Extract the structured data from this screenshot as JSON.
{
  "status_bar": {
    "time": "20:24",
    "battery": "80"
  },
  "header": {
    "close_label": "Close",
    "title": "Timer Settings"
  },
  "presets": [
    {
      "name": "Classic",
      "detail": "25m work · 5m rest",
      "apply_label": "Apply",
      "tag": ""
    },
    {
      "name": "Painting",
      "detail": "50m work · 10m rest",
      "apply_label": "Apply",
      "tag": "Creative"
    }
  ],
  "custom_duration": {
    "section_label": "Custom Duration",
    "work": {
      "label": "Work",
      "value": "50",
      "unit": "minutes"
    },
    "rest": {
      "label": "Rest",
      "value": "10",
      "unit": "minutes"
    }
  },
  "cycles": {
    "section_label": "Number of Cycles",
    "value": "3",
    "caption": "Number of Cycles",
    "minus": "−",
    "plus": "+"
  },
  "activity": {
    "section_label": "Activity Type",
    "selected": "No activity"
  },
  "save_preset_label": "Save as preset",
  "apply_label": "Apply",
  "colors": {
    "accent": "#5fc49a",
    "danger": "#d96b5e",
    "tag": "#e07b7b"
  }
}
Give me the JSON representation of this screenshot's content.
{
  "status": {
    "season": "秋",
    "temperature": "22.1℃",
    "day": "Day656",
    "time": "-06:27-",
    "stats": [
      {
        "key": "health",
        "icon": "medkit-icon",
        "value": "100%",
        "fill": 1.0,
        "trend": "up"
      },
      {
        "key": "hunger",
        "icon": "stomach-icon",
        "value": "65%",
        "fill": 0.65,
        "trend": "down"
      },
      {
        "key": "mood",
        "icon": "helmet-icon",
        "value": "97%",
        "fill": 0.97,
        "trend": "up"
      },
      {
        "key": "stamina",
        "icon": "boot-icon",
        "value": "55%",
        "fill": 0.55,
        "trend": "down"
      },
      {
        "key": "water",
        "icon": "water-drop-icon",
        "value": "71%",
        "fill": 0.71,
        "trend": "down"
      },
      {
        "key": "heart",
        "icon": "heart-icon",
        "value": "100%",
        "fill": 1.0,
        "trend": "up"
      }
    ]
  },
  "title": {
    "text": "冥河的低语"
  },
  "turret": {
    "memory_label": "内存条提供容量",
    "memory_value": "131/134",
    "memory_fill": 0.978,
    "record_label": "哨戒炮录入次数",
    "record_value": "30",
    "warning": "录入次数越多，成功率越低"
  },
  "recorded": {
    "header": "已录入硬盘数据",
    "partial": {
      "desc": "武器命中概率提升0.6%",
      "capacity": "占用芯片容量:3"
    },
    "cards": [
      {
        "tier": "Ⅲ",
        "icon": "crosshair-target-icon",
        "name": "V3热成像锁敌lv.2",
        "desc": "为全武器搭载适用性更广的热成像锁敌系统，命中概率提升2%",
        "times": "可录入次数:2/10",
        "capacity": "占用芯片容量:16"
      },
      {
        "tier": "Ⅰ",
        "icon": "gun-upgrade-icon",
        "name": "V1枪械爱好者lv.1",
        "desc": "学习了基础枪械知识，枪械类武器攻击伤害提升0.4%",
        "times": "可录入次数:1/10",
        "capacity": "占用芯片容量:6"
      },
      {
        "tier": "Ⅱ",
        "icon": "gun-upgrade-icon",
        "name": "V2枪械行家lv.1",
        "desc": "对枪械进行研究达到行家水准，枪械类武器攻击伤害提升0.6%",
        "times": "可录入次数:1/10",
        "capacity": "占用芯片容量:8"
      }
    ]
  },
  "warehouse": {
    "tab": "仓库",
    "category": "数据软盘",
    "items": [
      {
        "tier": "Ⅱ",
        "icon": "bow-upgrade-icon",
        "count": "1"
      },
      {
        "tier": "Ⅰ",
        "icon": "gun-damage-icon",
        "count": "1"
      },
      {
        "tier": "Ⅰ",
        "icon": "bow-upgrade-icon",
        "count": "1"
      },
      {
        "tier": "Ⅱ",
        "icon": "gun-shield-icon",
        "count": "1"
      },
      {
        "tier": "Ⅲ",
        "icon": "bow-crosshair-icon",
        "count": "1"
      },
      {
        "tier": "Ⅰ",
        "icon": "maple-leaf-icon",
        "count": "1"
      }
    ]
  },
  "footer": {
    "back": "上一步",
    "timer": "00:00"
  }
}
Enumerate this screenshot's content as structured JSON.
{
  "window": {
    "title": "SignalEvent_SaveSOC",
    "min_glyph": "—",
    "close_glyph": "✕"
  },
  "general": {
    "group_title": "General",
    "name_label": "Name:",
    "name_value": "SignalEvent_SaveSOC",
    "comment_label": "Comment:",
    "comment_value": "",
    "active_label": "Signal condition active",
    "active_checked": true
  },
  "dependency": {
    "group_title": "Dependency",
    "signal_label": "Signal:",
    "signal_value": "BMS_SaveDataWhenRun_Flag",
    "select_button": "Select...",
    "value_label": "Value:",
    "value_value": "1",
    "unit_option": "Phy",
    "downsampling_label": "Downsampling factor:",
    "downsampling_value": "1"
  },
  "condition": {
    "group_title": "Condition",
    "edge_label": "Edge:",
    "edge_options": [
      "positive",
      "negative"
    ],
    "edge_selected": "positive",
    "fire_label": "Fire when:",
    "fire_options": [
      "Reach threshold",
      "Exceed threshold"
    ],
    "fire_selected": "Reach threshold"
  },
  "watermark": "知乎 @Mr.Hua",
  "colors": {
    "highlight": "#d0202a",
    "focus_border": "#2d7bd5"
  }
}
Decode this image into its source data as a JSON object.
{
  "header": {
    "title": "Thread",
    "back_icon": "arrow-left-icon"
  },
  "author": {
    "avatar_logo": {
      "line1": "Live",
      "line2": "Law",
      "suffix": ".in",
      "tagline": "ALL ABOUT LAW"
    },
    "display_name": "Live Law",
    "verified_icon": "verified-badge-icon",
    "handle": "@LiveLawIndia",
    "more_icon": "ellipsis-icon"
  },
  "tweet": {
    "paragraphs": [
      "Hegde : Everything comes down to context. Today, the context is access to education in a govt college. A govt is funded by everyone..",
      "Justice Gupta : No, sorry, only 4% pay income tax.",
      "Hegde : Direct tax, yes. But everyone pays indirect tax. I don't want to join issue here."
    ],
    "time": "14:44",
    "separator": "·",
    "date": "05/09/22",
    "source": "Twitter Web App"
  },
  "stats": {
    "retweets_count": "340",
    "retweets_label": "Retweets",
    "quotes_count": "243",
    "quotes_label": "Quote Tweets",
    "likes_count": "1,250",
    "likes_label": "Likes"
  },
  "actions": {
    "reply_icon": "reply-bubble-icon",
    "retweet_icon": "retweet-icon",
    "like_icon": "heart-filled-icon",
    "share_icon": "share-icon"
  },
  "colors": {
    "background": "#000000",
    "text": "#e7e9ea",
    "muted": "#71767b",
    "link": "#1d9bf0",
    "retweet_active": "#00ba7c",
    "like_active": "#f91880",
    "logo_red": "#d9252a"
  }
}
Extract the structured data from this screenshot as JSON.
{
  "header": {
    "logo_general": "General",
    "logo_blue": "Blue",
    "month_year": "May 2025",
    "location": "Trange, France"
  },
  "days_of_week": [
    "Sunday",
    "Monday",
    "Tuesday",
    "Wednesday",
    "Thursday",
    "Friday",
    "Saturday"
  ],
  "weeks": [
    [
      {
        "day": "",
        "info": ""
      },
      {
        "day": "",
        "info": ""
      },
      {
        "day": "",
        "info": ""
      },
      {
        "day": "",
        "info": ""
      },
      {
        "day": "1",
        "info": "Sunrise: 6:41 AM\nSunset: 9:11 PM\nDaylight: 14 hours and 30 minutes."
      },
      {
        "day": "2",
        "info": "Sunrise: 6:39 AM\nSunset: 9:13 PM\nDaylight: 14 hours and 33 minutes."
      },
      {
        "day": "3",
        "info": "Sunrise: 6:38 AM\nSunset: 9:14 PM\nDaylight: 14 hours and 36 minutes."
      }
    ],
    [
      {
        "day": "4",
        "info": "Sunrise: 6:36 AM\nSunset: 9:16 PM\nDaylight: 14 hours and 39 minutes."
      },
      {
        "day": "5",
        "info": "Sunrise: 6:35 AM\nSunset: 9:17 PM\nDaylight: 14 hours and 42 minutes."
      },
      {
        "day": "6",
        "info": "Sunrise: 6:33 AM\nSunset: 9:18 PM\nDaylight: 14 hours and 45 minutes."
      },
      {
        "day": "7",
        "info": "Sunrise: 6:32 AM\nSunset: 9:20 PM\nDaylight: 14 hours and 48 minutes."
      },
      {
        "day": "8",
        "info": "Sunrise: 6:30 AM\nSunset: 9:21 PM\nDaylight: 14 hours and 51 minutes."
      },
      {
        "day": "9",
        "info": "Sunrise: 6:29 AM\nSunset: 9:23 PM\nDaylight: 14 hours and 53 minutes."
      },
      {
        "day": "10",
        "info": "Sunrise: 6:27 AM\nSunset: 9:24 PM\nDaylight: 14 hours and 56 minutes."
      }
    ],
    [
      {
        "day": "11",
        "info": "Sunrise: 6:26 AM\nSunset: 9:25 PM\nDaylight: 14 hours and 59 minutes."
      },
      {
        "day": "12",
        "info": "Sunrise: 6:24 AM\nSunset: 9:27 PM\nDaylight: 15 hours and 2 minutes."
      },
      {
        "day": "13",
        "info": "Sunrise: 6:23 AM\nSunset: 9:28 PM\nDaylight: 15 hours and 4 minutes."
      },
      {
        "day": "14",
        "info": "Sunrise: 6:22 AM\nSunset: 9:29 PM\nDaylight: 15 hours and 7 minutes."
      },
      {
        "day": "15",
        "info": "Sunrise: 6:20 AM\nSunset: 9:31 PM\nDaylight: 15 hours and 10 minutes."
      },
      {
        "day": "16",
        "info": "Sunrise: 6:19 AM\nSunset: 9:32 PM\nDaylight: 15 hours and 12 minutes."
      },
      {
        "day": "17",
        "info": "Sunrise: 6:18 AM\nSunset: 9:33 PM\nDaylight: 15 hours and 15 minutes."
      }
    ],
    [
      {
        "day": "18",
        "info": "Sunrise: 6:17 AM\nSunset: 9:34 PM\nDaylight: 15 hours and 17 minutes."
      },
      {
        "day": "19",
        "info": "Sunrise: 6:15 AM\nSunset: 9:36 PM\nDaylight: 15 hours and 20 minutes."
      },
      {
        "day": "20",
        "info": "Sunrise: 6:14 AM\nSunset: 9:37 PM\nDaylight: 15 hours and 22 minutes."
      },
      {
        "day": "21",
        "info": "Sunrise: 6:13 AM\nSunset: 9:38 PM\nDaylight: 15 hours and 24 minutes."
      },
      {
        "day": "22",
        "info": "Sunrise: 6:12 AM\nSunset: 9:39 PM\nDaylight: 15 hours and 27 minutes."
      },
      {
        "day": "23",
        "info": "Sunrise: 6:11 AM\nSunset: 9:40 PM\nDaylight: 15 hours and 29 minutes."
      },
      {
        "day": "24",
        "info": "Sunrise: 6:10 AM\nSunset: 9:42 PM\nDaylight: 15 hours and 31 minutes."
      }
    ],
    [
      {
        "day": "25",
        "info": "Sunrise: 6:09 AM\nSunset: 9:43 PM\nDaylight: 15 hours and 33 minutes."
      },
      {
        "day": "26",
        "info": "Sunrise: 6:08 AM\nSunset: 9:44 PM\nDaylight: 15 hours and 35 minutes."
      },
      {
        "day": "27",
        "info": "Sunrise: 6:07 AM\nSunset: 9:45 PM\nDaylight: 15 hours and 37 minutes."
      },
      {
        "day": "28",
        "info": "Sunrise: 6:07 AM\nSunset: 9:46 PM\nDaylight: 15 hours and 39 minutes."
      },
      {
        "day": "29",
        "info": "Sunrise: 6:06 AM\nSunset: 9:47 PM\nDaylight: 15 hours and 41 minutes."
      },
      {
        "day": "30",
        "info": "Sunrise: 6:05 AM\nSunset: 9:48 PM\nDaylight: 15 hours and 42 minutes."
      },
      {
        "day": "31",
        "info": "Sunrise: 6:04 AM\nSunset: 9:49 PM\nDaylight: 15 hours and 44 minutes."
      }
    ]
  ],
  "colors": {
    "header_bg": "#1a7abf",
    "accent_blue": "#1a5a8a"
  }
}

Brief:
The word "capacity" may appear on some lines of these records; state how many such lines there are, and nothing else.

Task output:
4